Low-proof drinks are experiencing a welcome renaissance, threading the needle between the high-proof days when everyone was riffing on the Old-Fashioned and the zero-proof revolution of creating adult beverages without alcohol. The light drinks aren't without alcohol, but still delve into intriguing flavor profiles that take advantage of bitter elements, fresh citrus and syrups to deliver a crisp refresher.

Bitterness is part of the allure of the classic low-proof Aperol Spritz. The Italian drink is popular during aperitivo, the Italians' answer to happy hour. Aperitivo is both a time of day — when low-proof drinks are sipped to kick start the appetite — and the name of a variety of liqueurs often categorized for their bitterness.

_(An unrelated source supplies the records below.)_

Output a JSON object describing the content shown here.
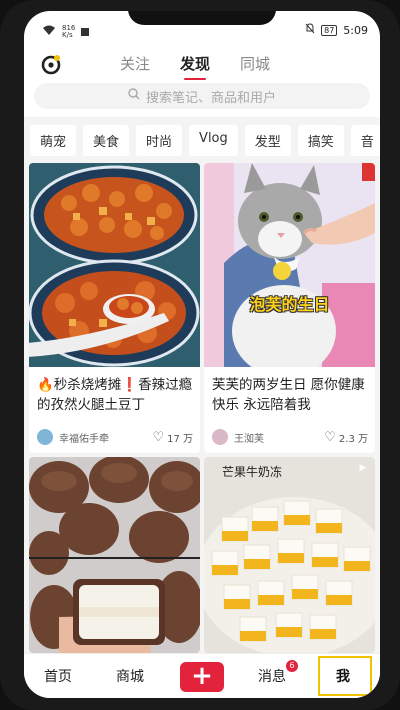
{
  "statusbar": {
    "speed": "816",
    "speed_unit": "K/s",
    "battery": "87",
    "time": "5:09"
  },
  "header": {
    "tabs": [
      {
        "label": "关注",
        "active": false
      },
      {
        "label": "发现",
        "active": true
      },
      {
        "label": "同城",
        "active": false
      }
    ]
  },
  "search": {
    "placeholder": "搜索笔记、商品和用户"
  },
  "categories": [
    "萌宠",
    "美食",
    "时尚",
    "Vlog",
    "发型",
    "搞笑",
    "音"
  ],
  "feed": [
    {
      "title": "🔥秒杀烧烤摊❗️香辣过瘾的孜然火腿土豆丁",
      "author": "幸福佑手牵",
      "likes": "17 万",
      "image": "food"
    },
    {
      "title": "芙芙的两岁生日 愿你健康快乐 永远陪着我",
      "author": "王洳芙",
      "likes": "2.3 万",
      "image": "cat",
      "overlay": "泡芙的生日"
    },
    {
      "image": "mochi"
    },
    {
      "image": "pudding",
      "overlay": "芒果牛奶冻"
    }
  ],
  "bottomnav": {
    "home": "首页",
    "mall": "商城",
    "plus": "+",
    "messages": "消息",
    "messages_badge": "6",
    "me": "我"
  },
  "colors": {
    "accent": "#e2233b",
    "highlight": "#f2c200"
  }
}
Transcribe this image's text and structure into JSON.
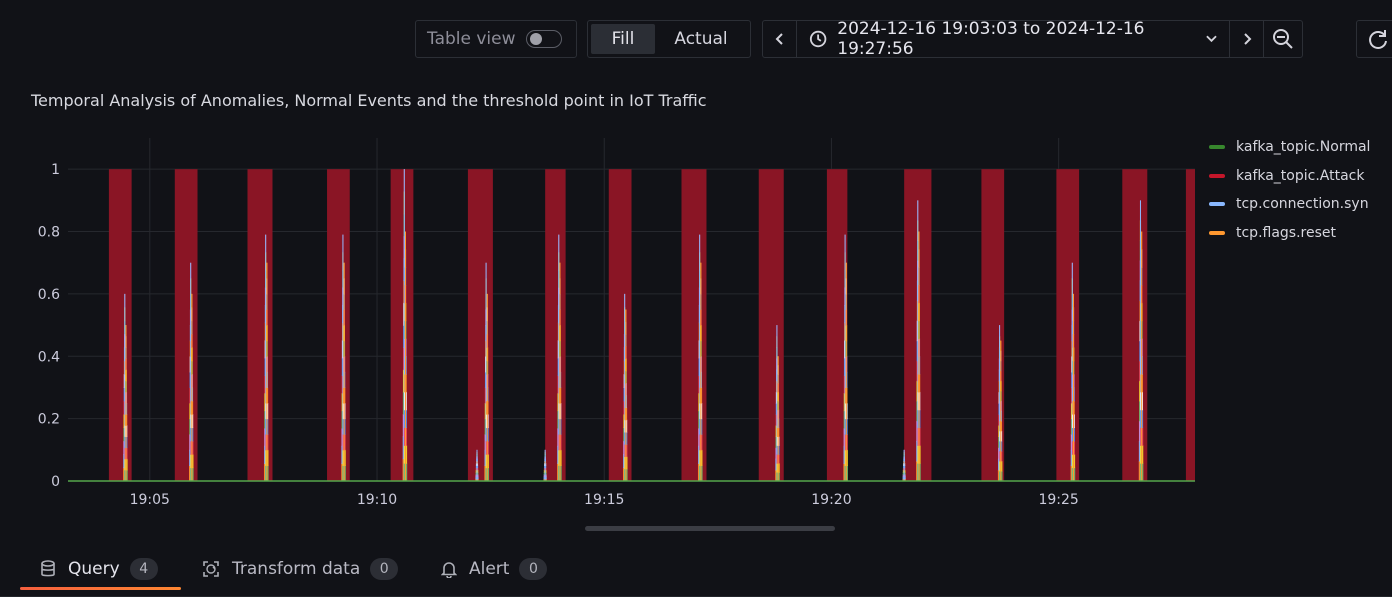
{
  "toolbar": {
    "table_view_label": "Table view",
    "fill_label": "Fill",
    "actual_label": "Actual",
    "time_range": "2024-12-16 19:03:03 to 2024-12-16 19:27:56"
  },
  "panel": {
    "title": "Temporal Analysis of Anomalies, Normal Events and the threshold point in IoT Traffic"
  },
  "chart_data": {
    "type": "bar",
    "title": "Temporal Analysis of Anomalies, Normal Events and the threshold point in IoT Traffic",
    "xlabel": "",
    "ylabel": "",
    "x_ticks": [
      "19:05",
      "19:10",
      "19:15",
      "19:20",
      "19:25"
    ],
    "x_tick_values": [
      5,
      10,
      15,
      20,
      25
    ],
    "y_ticks": [
      "0",
      "0.2",
      "0.4",
      "0.6",
      "0.8",
      "1"
    ],
    "y_tick_values": [
      0,
      0.2,
      0.4,
      0.6,
      0.8,
      1
    ],
    "xlim": [
      3.2,
      28.0
    ],
    "ylim": [
      0,
      1.1
    ],
    "x_unit": "minutes after 19:00",
    "legend_position": "right",
    "grid": true,
    "series": [
      {
        "name": "kafka_topic.Normal",
        "color": "#37872d",
        "kind": "line",
        "values": [
          [
            3.2,
            0
          ],
          [
            28.0,
            0
          ]
        ]
      },
      {
        "name": "kafka_topic.Attack",
        "color": "#c4162a",
        "kind": "bands",
        "value": 1,
        "intervals": [
          [
            4.1,
            4.6
          ],
          [
            5.55,
            6.05
          ],
          [
            7.15,
            7.7
          ],
          [
            8.9,
            9.4
          ],
          [
            10.3,
            10.8
          ],
          [
            12.0,
            12.55
          ],
          [
            13.7,
            14.15
          ],
          [
            15.1,
            15.6
          ],
          [
            16.7,
            17.25
          ],
          [
            18.4,
            18.95
          ],
          [
            19.9,
            20.35
          ],
          [
            21.6,
            22.2
          ],
          [
            23.3,
            23.8
          ],
          [
            24.95,
            25.45
          ],
          [
            26.4,
            26.95
          ],
          [
            27.8,
            28.0
          ]
        ]
      },
      {
        "name": "tcp.connection.syn",
        "color": "#8ab8ff",
        "kind": "spikes",
        "values": [
          [
            4.45,
            0.6
          ],
          [
            5.9,
            0.7
          ],
          [
            7.55,
            0.79
          ],
          [
            9.25,
            0.79
          ],
          [
            10.6,
            1.0
          ],
          [
            12.2,
            0.1
          ],
          [
            12.4,
            0.7
          ],
          [
            13.7,
            0.1
          ],
          [
            14.0,
            0.79
          ],
          [
            15.45,
            0.6
          ],
          [
            17.1,
            0.79
          ],
          [
            18.8,
            0.5
          ],
          [
            20.3,
            0.79
          ],
          [
            21.6,
            0.1
          ],
          [
            21.9,
            0.9
          ],
          [
            23.7,
            0.5
          ],
          [
            25.3,
            0.7
          ],
          [
            26.8,
            0.9
          ]
        ]
      },
      {
        "name": "tcp.flags.reset",
        "color": "#ff9830",
        "kind": "spikes",
        "values": [
          [
            4.45,
            0.5
          ],
          [
            5.9,
            0.6
          ],
          [
            7.55,
            0.7
          ],
          [
            9.25,
            0.7
          ],
          [
            10.6,
            0.8
          ],
          [
            12.4,
            0.6
          ],
          [
            14.0,
            0.7
          ],
          [
            15.45,
            0.55
          ],
          [
            17.1,
            0.7
          ],
          [
            18.8,
            0.4
          ],
          [
            20.3,
            0.7
          ],
          [
            21.9,
            0.8
          ],
          [
            23.7,
            0.45
          ],
          [
            25.3,
            0.6
          ],
          [
            26.8,
            0.8
          ]
        ]
      }
    ]
  },
  "tabs": [
    {
      "label": "Query",
      "count": "4"
    },
    {
      "label": "Transform data",
      "count": "0"
    },
    {
      "label": "Alert",
      "count": "0"
    }
  ]
}
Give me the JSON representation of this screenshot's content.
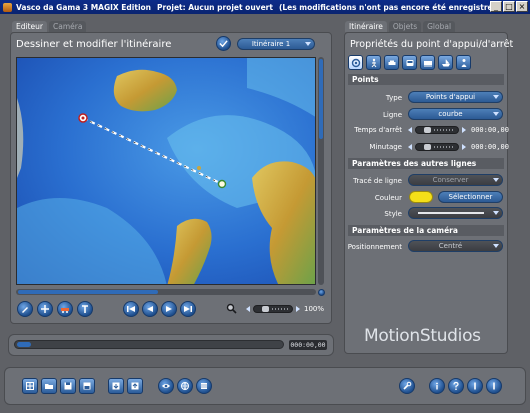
{
  "window": {
    "app_title": "Vasco da Gama 3 MAGIX Edition",
    "project": "Projet: Aucun projet ouvert",
    "notice": "(Les modifications n'ont pas encore été enregistrées!)",
    "buttons": [
      "_",
      "□",
      "×"
    ]
  },
  "left": {
    "tabs": [
      "Editeur",
      "Caméra"
    ],
    "title": "Dessiner et modifier l'itinéraire",
    "route_select": "Itinéraire 1",
    "zoom": "100%",
    "time": "000:00,00"
  },
  "right": {
    "tabs": [
      "Itinéraire",
      "Objets",
      "Global"
    ],
    "title": "Propriétés du point d'appui/d'arrêt",
    "sections": {
      "points": "Points",
      "lines": "Paramètres des autres lignes",
      "camera": "Paramètres de la caméra"
    },
    "fields": {
      "type_label": "Type",
      "type_value": "Points d'appui",
      "ligne_label": "Ligne",
      "ligne_value": "courbe",
      "temps_label": "Temps d'arrêt",
      "temps_value": "000:00,00",
      "minutage_label": "Minutage",
      "minutage_value": "000:00,00",
      "trace_label": "Tracé de ligne",
      "trace_value": "Conserver",
      "couleur_label": "Couleur",
      "couleur_button": "Sélectionner",
      "style_label": "Style",
      "position_label": "Positionnement",
      "position_value": "Centré"
    },
    "brand": "MotionStudios"
  },
  "colors": {
    "accent": "#2f6bb8",
    "line_color": "#f4df19"
  }
}
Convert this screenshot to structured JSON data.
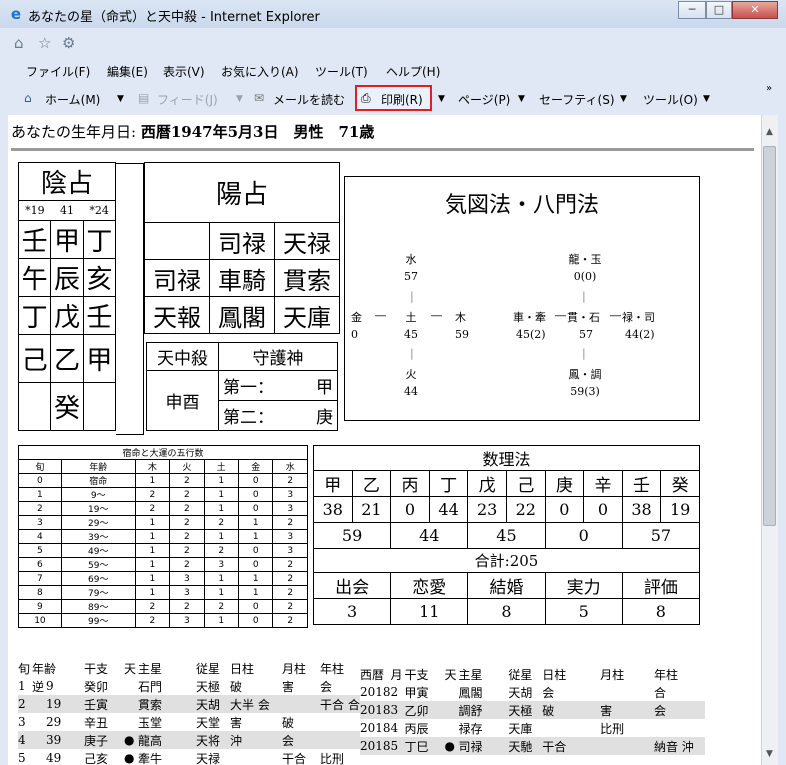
{
  "window": {
    "title": "あなたの星（命式）と天中殺 - Internet Explorer",
    "controls": [
      "─",
      "□",
      "✕"
    ]
  },
  "menubar": [
    "ファイル(F)",
    "編集(E)",
    "表示(V)",
    "お気に入り(A)",
    "ツール(T)",
    "ヘルプ(H)"
  ],
  "commandbar": {
    "home": "ホーム(M)",
    "feeds": "フィード(J)",
    "mail": "メールを読む",
    "print": "印刷(R)",
    "page": "ページ(P)",
    "safety": "セーフティ(S)",
    "tools": "ツール(O)"
  },
  "header": {
    "label": "あなたの生年月日: ",
    "birth": "西暦1947年5月3日",
    "gender": "男性",
    "age": "71歳"
  },
  "inyo": {
    "title": "陰占",
    "sub": [
      "*19",
      "41",
      "*24"
    ],
    "row1": [
      "壬",
      "甲",
      "丁"
    ],
    "row2": [
      "午",
      "辰",
      "亥"
    ],
    "row3": [
      "丁",
      "戊",
      "壬"
    ],
    "row4": [
      "己",
      "乙",
      "甲"
    ],
    "row5": "癸"
  },
  "yosen": {
    "title": "陽占",
    "r1": [
      "",
      "司禄",
      "天禄"
    ],
    "r2": [
      "司禄",
      "車騎",
      "貫索"
    ],
    "r3": [
      "天報",
      "鳳閣",
      "天庫"
    ],
    "tenchusatsu_label": "天中殺",
    "tenchusatsu": "申酉",
    "shugo_label": "守護神",
    "first_label": "第一：",
    "first": "甲",
    "second_label": "第二：",
    "second": "庚"
  },
  "kizu": {
    "title": "気図法・八門法",
    "left": {
      "top": [
        "水",
        "57"
      ],
      "mid": [
        [
          "金",
          "0"
        ],
        [
          "土",
          "45"
        ],
        [
          "木",
          "59"
        ]
      ],
      "bottom": [
        "火",
        "44"
      ]
    },
    "right": {
      "top": [
        "龍・玉",
        "0(0)"
      ],
      "mid": [
        [
          "車・牽",
          "45(2)"
        ],
        [
          "貫・石",
          "57"
        ],
        [
          "禄・司",
          "44(2)"
        ]
      ],
      "bottom": [
        "鳳・調",
        "59(3)"
      ]
    }
  },
  "gogyo": {
    "caption": "宿命と大運の五行数",
    "headers": [
      "旬",
      "年齢",
      "木",
      "火",
      "土",
      "金",
      "水"
    ],
    "rows": [
      [
        "0",
        "宿命",
        "1",
        "2",
        "1",
        "0",
        "2"
      ],
      [
        "1",
        "9〜",
        "2",
        "2",
        "1",
        "0",
        "3"
      ],
      [
        "2",
        "19〜",
        "2",
        "2",
        "1",
        "0",
        "3"
      ],
      [
        "3",
        "29〜",
        "1",
        "2",
        "2",
        "1",
        "2"
      ],
      [
        "4",
        "39〜",
        "1",
        "2",
        "1",
        "1",
        "3"
      ],
      [
        "5",
        "49〜",
        "1",
        "2",
        "2",
        "0",
        "3"
      ],
      [
        "6",
        "59〜",
        "1",
        "2",
        "3",
        "0",
        "2"
      ],
      [
        "7",
        "69〜",
        "1",
        "3",
        "1",
        "1",
        "2"
      ],
      [
        "8",
        "79〜",
        "1",
        "3",
        "1",
        "1",
        "2"
      ],
      [
        "9",
        "89〜",
        "2",
        "2",
        "2",
        "0",
        "2"
      ],
      [
        "10",
        "99〜",
        "2",
        "3",
        "1",
        "0",
        "2"
      ]
    ]
  },
  "suri": {
    "title": "数理法",
    "stems": [
      "甲",
      "乙",
      "丙",
      "丁",
      "戊",
      "己",
      "庚",
      "辛",
      "壬",
      "癸"
    ],
    "values": [
      "38",
      "21",
      "0",
      "44",
      "23",
      "22",
      "0",
      "0",
      "38",
      "19"
    ],
    "pairs": [
      "59",
      "44",
      "45",
      "0",
      "57"
    ],
    "total": "合計:205",
    "cats": [
      "出会",
      "恋愛",
      "結婚",
      "実力",
      "評価"
    ],
    "catvals": [
      "3",
      "11",
      "8",
      "5",
      "8"
    ]
  },
  "taiun": {
    "headers": [
      "旬",
      "年齢",
      "干支",
      "天",
      "主星",
      "従星",
      "日柱",
      "月柱",
      "年柱"
    ],
    "rows": [
      [
        "1",
        "逆",
        "9",
        "癸卯",
        "",
        "石門",
        "天極",
        "破",
        "害",
        "会"
      ],
      [
        "2",
        "",
        "19",
        "壬寅",
        "",
        "貫索",
        "天胡",
        "大半 会",
        "",
        "干合 合"
      ],
      [
        "3",
        "",
        "29",
        "辛丑",
        "",
        "玉堂",
        "天堂",
        "害",
        "破",
        ""
      ],
      [
        "4",
        "",
        "39",
        "庚子",
        "●",
        "龍高",
        "天将",
        "沖",
        "会",
        ""
      ],
      [
        "5",
        "",
        "49",
        "己亥",
        "●",
        "牽牛",
        "天禄",
        "",
        "干合",
        "比刑"
      ]
    ]
  },
  "nenun": {
    "headers": [
      "西暦",
      "月",
      "干支",
      "天",
      "主星",
      "従星",
      "日柱",
      "月柱",
      "年柱"
    ],
    "rows": [
      [
        "2018",
        "2",
        "甲寅",
        "",
        "鳳閣",
        "天胡",
        "会",
        "",
        "合"
      ],
      [
        "2018",
        "3",
        "乙卯",
        "",
        "調舒",
        "天極",
        "破",
        "害",
        "会"
      ],
      [
        "2018",
        "4",
        "丙辰",
        "",
        "禄存",
        "天庫",
        "",
        "比刑",
        ""
      ],
      [
        "2018",
        "5",
        "丁巳",
        "●",
        "司禄",
        "天馳",
        "干合",
        "",
        "納音 沖"
      ]
    ]
  }
}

But not all low-proof cocktails lean on bitterness. Some utilize mixtures of soft syrups or fruity notes that accentuate the lush flavors of its stronger counterpart, which could include wine, kombucha, vermouth and more. They're made to be patio-weather sippers that don't dehydrate the way a navy-strength gin might.

Backing away from higher-proof bottles also gives bartenders the opportunity to experiment with new flavor realms and to creatively deliver drinks to guests who don't want the headaches of heavy drinking. It's a new frontier of flavor that's ideally suited for summertime.

Three to try

Aperol Spritz Jell-O shot

GusGus, 128 Cleveland Av., St. Paul,

It's the most popular "drink" at this new eatery in St. Paul's Merriam Park neighborhood. A mix of Tattersall bitter orange, blood orange juice and bubbly wine are served in a gold wrapper. It's all the effervesce and bittersweetness of the drink in slurp-able form.

Ruby Rose

Volstead House, 1278 Lone Oak Rd., Eagan,

A mix of Cocchi Americano roso and blanco is heightened with a grapefruit cordial and topped with rosé. "You get these really fun stone fruit and strawberry notes from the Cocchi and it's served with this giant grapefruit wheel," says beverage director Ralena Young.

Who Sencha?

Terzo, 2221 W. 50th St., Mpls.,

Tart, slightly tannic green tea kombucha from Sencha is perfectly balanced by the sweet complexities of Bordiga vermouth. A hint of bitterness comes from the vermouth and a spritz of orange blossom bitters adds an aromatic element. It's a perfect drink to transition from day into evening.